Trask will benefit from television exposure. More folks tune in to that 3:30 CBS game than any other and the 7 p.m. SEC matchup is usually at the top if not ahead in the ratings. Realistically, Trask’s chances to make the Heisman podium will come down to two basic factors: (1) Putting up consistent numbers all season but particularly against Tennessee (in Knoxville), LSU (in Gainesville) and Georgia (in Jacksonville); and (2) getting the Gators to Atlanta as SEC East Champs. If the Gators live up to their preseason billing and go 3-0 in those games with Trask throwing for 300 yards or more, then they should make the SEC Championship Game in Atlanta. Now, if he gets the Gators to Atlanta and then leads Florida to its first SEC title since 2008, Trask just might defy all those preseason Heisman odds.

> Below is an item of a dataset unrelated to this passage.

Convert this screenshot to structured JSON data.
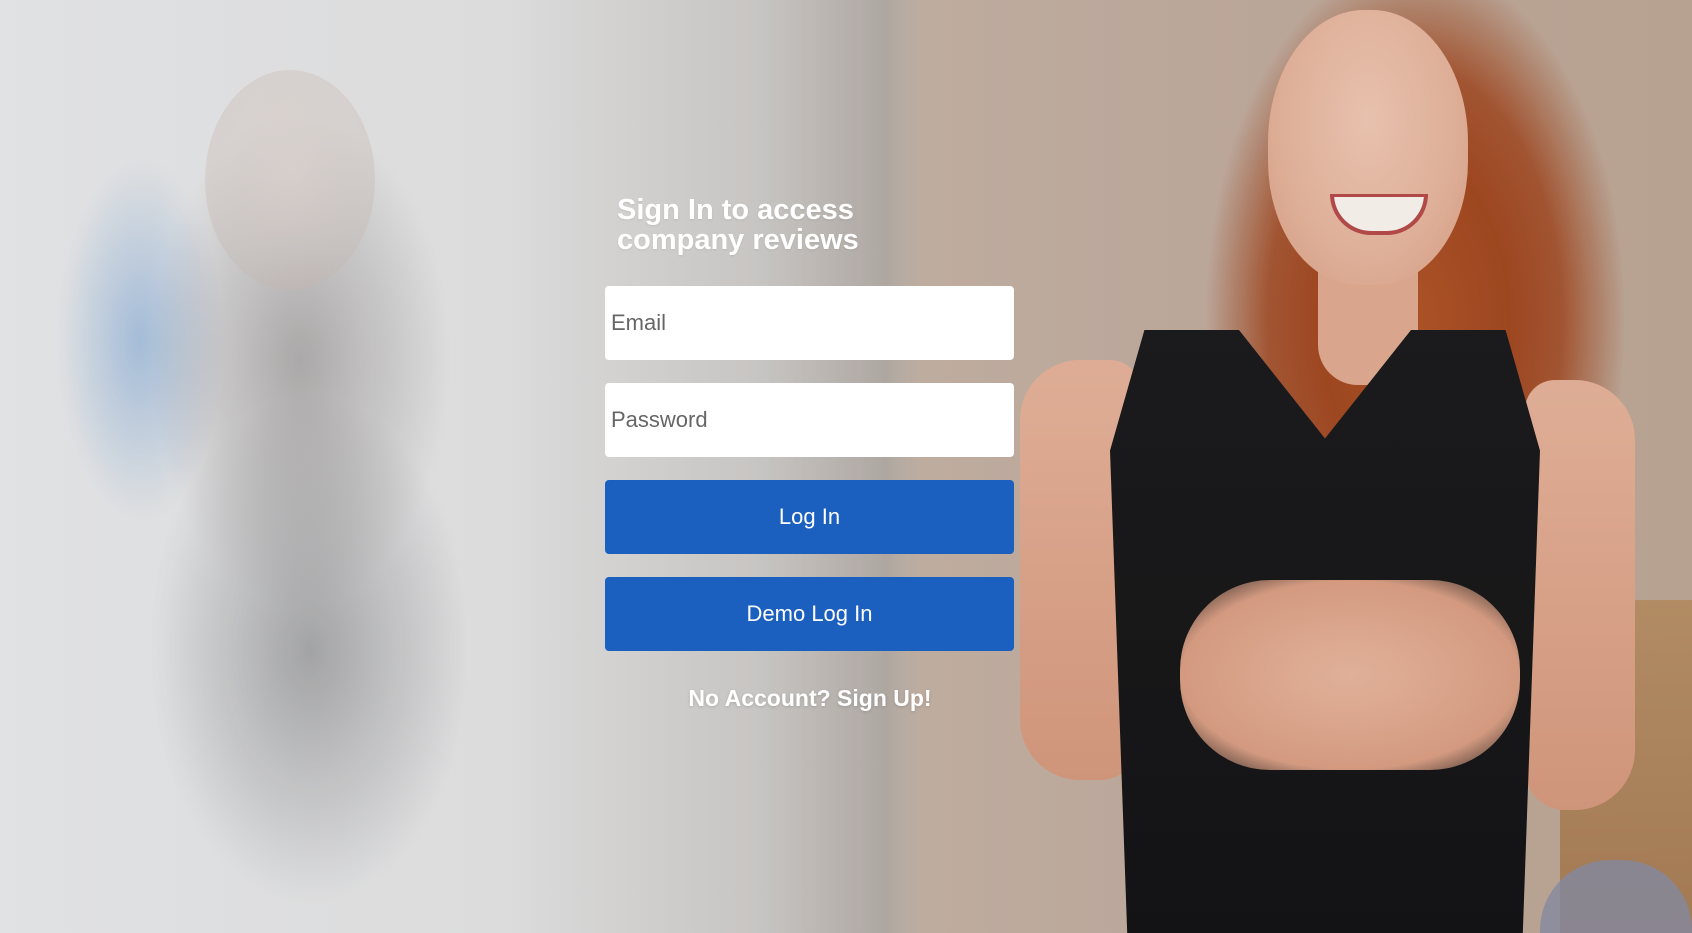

While you would think Trask would be held in higher regard heading into the 2020 season, the guy who made the Heisman Trophy acceptance speech 14 of the past 15 years was quite often someone who wasn’t much more than a blip on the radar prior to game one. If anything, the pressure is on the guys with all the preseason hype who will have far more media attention and higher expectations. So, flying off the radar isn’t necessarily a bad thing. If you don’t believe that’s true, then just think back a year ago when Tua and Lawrence were all the rage and Joe Burrow was an afterthought.
How did that turn out?